» **Directions for this task**
From the entries that follow, copy each line in which "Tasks" appears.

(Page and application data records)

[Start of section]

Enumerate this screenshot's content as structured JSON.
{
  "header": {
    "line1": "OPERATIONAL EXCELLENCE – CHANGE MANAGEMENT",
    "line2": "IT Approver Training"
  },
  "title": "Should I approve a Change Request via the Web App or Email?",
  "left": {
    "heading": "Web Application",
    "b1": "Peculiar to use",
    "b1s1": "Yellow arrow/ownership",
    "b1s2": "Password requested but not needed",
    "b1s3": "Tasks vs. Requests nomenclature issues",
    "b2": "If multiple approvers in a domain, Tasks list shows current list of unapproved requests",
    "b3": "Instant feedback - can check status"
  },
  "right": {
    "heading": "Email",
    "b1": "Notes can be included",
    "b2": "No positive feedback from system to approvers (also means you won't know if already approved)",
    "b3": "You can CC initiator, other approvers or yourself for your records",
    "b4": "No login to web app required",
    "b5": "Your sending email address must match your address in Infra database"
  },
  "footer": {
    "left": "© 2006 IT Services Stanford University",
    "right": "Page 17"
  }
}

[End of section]

» **Exercise response**
    "b1s3": "Tasks vs. Requests nomenclature issues",
    "b2": "If multiple approvers in a domain, Tasks list shows current list of unapproved requests",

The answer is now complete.